By Swami Karunananda

Did you ever try to do nothing? I have, and it’s harder than you might think. Just try this experiment. Say to yourself, “I am not going to do anything,” and see how long that lasts. Within seconds, you will probably find yourself pursuing a line of thought or moving about. Within minutes, you may have forgotten the exercise altogether, as the exigencies of bodily functions or life’s obligations have hijacked your attention.

We are made to act. The forces of nature—sattwa, rajas and tamas—are always in flux. Our bodies and minds, as part of nature, are subject to these changes. We are continually interacting with our environment—breathing, eating, speaking, earning/spending, buying/selling and engaging in the myriad activities of life. The Bhagavad Gita proclaims, “Perfection in action is Yoga.” Skillful action can pave the way for both worldly success and spiritual attainment. Great thinkers and spiritual luminaries throughout the ages have provided insightful keys toward this end.

Einstein was guided by “Three Rules of Work”: 1) Out of clutter, find simplicity; 2) From discord, find harmony and 3) In the middle of difficulty lies opportunity. Rule #1 would be no less helpful to someone organizing his or her desk or prioritizing one’s schedule as it would be to the brilliant scientist who intuited the grand laws at the foundation of the universe. Rule #2 could be well applied in our homes, in the workplace, among followers of different faiths and between nations. Rule #3 would be good advice for anyone facing the challenges that life presents. We can see this principle exemplified by another great thinker when faced with a crisis in his life.

In 1914, when Thomas Edison was 67 years old, his laboratory was practically destroyed by fire. While the damage exceeded $2 million dollars, the buildings were insured for only one tenth that amount. The next day, gazing at the ruins, Edison calmly stated, “There is a great value in disaster. All our mistakes are burned up. Thank God we can start anew.” Three weeks later he was able to deliver his first phonograph, which he considered his favorite invention. Edison listed three great essentials for achieving anything worthwhile: 1) Hard work, 2) Stick-to-itiveness and 3) Common sense. Commenting on his discovery of the light bulb, he observed, “I didn’t fail 10,000 times; I successfully eliminated 10,000 times materials and combinations that wouldn’t work.” He is credited with stating, “Genius is one per cent inspiration and ninety-nine per cent perspiration.”

This same undaunted spirit is reflected in the wisdom of the Tirukkural, the preeminent scripture of South India:

“One should not get disheartened thinking that a job is difficult of execution; perseverance will give one the capacity to do it.”

“There is nothing so impossible that it cannot be achieved if it is thought out and executed by a vigilant mind.”

“Most people give up on the verge of success.”

And it appears in the Taoist scripture, the Tao Te Ching as well:

“People usually fail when they are on the verge of success.

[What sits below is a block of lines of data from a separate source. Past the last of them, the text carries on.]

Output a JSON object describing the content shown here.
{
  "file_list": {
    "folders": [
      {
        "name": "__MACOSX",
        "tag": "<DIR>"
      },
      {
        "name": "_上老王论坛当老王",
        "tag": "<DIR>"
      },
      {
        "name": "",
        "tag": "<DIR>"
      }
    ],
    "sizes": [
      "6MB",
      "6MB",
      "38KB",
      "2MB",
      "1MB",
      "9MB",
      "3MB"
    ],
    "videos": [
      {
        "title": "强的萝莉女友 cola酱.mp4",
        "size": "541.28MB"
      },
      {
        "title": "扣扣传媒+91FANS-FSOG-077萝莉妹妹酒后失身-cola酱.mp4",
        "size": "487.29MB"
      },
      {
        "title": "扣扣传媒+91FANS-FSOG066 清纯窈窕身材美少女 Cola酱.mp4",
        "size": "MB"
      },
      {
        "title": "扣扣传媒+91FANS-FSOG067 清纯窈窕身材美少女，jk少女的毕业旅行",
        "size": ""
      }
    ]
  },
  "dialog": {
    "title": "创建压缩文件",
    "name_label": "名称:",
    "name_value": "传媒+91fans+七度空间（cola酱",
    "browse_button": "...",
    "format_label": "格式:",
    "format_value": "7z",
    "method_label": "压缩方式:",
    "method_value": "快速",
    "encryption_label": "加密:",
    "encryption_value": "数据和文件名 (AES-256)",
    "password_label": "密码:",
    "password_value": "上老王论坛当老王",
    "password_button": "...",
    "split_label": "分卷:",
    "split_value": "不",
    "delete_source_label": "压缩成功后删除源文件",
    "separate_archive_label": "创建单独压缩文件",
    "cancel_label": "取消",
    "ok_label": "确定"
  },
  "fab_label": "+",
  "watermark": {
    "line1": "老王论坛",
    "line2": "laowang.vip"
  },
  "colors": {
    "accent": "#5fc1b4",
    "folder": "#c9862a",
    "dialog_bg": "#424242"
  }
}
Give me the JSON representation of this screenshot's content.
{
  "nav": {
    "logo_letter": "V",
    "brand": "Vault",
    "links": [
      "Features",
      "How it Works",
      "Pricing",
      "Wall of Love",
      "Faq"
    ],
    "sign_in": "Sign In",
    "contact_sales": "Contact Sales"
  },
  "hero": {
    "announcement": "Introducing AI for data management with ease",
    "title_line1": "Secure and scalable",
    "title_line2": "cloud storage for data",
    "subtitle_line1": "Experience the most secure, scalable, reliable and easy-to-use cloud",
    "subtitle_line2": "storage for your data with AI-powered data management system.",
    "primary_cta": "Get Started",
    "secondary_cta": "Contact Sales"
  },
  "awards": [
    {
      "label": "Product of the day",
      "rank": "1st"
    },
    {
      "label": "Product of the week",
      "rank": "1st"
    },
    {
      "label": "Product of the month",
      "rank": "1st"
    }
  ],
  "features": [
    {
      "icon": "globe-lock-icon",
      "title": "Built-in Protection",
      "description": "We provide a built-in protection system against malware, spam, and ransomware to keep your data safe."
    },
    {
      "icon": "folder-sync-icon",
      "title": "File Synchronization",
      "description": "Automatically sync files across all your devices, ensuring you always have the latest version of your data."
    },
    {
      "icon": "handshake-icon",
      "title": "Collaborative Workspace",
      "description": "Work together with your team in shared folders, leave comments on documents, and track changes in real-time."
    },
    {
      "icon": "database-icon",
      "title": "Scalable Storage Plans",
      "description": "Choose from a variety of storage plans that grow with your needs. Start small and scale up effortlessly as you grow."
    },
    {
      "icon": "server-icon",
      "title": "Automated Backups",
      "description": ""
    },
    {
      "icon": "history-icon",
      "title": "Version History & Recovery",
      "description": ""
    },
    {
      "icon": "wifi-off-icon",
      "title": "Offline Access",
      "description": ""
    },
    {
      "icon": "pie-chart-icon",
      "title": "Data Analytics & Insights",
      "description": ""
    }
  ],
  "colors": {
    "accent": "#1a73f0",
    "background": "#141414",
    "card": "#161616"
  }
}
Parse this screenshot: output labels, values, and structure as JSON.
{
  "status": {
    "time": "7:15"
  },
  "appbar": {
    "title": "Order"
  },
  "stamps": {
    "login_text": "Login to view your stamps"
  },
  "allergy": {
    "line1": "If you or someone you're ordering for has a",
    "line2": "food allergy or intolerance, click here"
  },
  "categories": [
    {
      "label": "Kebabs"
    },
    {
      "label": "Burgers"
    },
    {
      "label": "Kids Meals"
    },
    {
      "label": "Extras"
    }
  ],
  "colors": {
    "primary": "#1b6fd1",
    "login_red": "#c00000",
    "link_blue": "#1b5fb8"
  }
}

So give as much care to the end as to the beginning; then there will be no failure.”

In olden times, there lived a king of Scotland named Robert Bruce. According to legend, he was defeated in battle seven times. Having lost everything, he ran away and hid himself in a cave. He had abandoned all hope when he noticed a spider trying to spin a web….

Read the rest of this article in the Winter 2011 issue of Integral Yoga Magazine.